5.3. Ultimately, the best method of ensuring that broadcasting services in Scotland meet the needs of Scottish viewers is to ensure that accountability and responsibility for broadcasting are based in Scotland. The proposals of the Calman Commission would have no direct impact on the experience of viewers in Scotland and even devolution max would not give Scotland full control over the broadcasting policy (although the Catalonian model of devolution would be a useful step forward).

5.4. Independence would give Scotland the same powers to ensure choice in public service broadcasting as countries such as Denmark and Ireland have enjoyed for years. In recent times viewers in Scotland have become used to a wide choice of channels - whether through satellite, cable or Freeview - yet the amount of programming that reflects Scottish life has actually reduced as has the benefit accruing to the Scottish production industry. Any independent Scottish government in the future would be able to preserve and enhance this choice - acting as Scotland's window on the world to bring us the best of content from every other country and allowing us to show the world what Scotland is capable of creating.
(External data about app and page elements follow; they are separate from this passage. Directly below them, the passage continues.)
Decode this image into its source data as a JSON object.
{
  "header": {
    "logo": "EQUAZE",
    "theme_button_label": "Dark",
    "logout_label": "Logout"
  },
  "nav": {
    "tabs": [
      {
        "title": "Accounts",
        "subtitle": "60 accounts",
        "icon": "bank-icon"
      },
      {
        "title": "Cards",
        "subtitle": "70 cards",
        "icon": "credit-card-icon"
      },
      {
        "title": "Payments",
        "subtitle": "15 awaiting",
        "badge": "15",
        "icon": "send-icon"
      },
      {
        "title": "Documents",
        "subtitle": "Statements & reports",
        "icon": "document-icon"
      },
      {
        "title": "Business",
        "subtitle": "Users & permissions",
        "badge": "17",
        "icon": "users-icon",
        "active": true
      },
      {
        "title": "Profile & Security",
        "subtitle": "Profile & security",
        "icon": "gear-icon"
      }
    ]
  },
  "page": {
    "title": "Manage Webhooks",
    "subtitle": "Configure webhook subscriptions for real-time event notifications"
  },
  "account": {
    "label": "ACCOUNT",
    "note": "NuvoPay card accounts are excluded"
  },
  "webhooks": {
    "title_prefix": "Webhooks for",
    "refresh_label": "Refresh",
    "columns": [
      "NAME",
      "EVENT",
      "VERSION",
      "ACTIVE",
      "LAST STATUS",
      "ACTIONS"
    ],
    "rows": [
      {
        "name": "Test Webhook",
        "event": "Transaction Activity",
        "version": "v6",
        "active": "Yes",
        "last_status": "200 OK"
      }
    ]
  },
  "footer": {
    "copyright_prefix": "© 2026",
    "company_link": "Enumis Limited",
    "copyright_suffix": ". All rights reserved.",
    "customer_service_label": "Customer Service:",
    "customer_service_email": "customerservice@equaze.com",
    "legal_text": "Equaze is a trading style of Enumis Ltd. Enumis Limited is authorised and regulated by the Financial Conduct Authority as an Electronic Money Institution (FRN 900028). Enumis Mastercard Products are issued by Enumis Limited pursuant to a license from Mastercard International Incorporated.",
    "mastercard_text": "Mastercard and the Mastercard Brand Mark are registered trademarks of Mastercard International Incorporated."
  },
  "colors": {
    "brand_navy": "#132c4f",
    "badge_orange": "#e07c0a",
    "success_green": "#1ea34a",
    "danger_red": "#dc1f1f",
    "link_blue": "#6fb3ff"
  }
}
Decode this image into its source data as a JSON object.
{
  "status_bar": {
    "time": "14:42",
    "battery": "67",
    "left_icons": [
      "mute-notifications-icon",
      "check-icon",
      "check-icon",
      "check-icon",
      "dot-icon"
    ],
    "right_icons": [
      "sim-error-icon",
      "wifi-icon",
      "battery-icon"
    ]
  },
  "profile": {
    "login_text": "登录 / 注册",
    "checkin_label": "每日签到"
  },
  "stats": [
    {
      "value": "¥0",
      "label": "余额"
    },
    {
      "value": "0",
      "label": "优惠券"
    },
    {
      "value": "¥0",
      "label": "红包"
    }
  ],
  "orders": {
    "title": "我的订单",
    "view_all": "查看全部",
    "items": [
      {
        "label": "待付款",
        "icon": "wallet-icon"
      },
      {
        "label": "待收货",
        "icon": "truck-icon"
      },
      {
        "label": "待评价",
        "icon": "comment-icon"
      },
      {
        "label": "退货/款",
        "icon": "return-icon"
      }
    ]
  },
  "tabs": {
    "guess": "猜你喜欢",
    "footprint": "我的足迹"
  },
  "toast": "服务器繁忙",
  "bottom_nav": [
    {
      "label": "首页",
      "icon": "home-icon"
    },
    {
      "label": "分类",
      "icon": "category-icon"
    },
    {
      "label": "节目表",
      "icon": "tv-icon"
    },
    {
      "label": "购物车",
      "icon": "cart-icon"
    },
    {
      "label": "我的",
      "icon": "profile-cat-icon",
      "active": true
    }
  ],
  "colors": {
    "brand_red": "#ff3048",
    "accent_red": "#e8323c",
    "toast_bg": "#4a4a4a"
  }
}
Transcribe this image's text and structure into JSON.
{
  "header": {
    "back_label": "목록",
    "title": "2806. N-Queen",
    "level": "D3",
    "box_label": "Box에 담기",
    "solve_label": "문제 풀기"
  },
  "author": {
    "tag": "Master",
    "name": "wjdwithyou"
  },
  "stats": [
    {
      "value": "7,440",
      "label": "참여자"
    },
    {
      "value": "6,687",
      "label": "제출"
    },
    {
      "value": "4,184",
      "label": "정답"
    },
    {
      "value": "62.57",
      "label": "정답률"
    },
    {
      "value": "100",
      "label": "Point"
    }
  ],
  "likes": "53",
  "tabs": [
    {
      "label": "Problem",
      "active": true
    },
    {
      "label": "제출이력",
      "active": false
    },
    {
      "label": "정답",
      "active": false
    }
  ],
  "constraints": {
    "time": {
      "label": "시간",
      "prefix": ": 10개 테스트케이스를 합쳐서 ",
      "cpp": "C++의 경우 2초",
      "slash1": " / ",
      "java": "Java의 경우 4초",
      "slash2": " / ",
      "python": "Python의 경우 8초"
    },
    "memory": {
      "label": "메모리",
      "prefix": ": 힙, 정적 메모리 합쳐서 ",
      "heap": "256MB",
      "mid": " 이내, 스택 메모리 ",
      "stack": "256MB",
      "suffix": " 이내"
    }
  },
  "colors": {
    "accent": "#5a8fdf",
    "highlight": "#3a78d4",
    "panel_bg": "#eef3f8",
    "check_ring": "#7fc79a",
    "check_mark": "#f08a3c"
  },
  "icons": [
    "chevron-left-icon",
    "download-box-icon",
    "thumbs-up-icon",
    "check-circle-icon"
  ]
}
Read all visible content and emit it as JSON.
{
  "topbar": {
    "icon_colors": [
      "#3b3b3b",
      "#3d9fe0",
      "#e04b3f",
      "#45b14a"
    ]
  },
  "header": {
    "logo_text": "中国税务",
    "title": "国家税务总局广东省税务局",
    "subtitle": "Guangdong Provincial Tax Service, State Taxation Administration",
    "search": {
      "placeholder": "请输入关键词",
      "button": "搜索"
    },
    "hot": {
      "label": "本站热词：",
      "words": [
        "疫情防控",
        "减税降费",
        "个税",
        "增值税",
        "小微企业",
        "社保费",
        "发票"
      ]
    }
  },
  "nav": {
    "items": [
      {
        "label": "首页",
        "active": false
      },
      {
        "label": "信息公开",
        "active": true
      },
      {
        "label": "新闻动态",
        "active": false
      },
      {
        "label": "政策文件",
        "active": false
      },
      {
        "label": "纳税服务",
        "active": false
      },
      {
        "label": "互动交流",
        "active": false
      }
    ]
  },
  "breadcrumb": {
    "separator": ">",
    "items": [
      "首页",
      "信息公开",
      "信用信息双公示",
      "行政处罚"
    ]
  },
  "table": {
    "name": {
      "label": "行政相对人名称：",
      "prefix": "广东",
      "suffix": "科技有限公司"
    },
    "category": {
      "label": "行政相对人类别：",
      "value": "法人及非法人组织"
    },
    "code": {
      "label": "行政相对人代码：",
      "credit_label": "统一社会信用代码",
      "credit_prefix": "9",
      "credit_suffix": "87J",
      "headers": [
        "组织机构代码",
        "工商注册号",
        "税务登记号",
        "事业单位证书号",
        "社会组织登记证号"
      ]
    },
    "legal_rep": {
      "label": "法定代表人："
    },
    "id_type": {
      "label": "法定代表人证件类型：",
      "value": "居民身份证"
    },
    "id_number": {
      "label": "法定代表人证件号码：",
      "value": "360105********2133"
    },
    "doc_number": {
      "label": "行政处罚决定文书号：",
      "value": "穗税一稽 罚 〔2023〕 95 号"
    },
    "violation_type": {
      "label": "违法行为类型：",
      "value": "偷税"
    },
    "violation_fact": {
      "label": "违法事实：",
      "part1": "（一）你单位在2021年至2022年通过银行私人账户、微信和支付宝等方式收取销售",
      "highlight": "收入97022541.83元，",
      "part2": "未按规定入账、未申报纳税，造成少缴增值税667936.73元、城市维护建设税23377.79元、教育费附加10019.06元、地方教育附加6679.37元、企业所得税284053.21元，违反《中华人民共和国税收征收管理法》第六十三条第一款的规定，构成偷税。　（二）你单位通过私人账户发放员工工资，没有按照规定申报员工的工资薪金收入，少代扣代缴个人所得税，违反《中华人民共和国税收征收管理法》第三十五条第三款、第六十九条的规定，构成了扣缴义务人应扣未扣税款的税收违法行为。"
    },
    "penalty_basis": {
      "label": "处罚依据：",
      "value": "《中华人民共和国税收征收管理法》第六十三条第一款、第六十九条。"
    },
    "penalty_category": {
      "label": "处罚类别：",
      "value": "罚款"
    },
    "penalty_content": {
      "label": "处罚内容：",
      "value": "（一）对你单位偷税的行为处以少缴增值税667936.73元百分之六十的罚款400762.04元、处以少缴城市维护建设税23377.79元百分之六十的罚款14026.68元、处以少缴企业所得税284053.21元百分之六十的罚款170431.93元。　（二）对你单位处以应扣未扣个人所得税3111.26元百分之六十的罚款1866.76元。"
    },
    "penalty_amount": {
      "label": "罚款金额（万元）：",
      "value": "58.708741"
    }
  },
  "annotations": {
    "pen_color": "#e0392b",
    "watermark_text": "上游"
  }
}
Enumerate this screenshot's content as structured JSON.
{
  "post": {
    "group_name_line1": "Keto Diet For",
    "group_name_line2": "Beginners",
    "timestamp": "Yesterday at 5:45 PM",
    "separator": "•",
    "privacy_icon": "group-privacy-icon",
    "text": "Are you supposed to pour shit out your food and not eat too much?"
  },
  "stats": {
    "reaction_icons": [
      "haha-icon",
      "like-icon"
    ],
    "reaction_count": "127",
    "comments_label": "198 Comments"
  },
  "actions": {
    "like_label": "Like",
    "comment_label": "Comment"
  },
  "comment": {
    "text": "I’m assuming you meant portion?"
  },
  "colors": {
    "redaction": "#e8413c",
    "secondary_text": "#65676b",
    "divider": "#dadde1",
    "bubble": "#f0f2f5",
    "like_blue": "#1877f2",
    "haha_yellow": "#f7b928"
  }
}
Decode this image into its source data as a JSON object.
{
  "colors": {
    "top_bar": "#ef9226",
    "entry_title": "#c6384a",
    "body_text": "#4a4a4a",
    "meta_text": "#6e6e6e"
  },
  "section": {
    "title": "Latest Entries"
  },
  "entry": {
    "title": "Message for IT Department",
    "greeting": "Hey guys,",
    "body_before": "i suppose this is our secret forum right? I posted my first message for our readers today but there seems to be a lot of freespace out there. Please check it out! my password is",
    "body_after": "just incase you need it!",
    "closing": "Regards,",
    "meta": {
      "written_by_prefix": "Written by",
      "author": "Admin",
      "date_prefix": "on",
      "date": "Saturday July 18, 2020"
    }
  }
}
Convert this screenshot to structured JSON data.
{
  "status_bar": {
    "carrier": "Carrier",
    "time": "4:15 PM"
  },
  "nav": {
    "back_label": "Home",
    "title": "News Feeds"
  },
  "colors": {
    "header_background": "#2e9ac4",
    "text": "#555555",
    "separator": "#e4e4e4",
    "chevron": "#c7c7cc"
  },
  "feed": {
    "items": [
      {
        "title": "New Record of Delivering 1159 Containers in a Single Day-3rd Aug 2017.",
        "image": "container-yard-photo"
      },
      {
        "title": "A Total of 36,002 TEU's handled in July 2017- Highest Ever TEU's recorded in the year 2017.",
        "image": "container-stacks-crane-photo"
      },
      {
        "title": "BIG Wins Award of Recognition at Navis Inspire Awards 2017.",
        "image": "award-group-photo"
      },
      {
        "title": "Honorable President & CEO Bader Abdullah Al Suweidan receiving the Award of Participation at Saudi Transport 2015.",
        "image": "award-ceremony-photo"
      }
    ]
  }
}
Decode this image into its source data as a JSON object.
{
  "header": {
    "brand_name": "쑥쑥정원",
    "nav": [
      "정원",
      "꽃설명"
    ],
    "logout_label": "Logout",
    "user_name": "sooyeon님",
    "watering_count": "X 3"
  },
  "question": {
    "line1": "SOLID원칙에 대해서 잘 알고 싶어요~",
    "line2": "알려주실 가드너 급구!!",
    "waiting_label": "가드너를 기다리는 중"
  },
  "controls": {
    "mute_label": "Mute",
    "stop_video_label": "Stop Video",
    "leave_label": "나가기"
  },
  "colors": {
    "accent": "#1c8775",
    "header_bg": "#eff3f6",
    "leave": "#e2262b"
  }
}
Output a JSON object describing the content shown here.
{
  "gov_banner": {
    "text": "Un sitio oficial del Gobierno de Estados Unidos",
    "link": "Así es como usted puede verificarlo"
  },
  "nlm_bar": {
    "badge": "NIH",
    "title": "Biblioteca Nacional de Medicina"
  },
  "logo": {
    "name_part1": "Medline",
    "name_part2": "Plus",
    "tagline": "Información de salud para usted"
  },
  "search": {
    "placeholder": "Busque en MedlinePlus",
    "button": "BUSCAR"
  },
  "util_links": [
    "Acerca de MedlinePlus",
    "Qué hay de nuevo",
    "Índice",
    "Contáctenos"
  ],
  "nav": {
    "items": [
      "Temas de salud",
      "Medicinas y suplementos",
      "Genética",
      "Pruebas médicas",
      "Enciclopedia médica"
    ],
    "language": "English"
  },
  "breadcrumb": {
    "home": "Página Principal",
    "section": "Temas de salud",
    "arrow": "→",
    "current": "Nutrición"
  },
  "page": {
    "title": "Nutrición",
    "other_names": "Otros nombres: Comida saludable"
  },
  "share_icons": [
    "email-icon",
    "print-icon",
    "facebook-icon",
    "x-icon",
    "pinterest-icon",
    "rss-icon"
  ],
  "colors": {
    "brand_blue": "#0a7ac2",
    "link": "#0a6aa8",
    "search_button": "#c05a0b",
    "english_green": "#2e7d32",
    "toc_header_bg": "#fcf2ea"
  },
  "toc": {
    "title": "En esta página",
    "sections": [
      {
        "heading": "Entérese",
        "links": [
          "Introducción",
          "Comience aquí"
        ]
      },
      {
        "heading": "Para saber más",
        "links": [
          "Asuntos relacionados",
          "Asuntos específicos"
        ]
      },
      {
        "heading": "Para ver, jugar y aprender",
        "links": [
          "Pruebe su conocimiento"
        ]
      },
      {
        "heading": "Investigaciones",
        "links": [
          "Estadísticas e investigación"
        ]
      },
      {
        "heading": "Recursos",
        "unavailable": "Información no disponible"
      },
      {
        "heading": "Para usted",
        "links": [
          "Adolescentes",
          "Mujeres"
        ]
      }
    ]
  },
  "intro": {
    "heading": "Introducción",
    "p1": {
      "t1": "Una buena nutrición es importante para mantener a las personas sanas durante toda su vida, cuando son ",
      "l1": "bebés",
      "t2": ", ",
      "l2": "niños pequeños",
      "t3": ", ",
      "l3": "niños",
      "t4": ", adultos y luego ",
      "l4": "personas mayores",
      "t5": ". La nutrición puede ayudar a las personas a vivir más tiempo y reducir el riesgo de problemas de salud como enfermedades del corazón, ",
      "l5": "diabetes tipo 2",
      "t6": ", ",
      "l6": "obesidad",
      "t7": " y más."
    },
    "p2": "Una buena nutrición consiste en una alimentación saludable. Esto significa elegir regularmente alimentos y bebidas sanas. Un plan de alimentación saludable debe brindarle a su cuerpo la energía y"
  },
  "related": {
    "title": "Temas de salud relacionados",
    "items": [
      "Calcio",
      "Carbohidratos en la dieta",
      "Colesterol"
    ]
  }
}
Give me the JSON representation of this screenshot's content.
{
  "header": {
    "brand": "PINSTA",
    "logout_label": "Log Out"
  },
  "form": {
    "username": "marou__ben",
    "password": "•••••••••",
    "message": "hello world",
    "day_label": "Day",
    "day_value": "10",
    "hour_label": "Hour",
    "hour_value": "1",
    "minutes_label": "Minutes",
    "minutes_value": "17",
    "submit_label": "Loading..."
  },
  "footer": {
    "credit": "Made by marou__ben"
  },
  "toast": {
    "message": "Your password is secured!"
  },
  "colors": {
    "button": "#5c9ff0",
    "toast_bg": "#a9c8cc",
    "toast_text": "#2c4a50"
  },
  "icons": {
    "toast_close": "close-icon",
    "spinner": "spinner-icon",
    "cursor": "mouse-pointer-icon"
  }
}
5.5. A Scot invented television. Scots have shown their world quality in the industry over many years. But the industry is in difficulty, and change is required to fully realise the potential of Scotland's broadcasting talent and to deliver programming that meets the disparate demands of its audience at home and abroad.

How to participate in the National Conversation

5.6. We welcome on-going debate regarding the issues covered by this paper as
part of our National Conversation. Comments on the paper and the policy options
set out can be made through the National Conversation website at www.anationalconversation.com . Responses can also be sent by post to:

National Conversation (Broadcasting)
Culture Division
Scottish Government
2H - Victoria Quay

5.7. You can also participate by attending National Conversation events. Details of these can be found on the National Conversation website.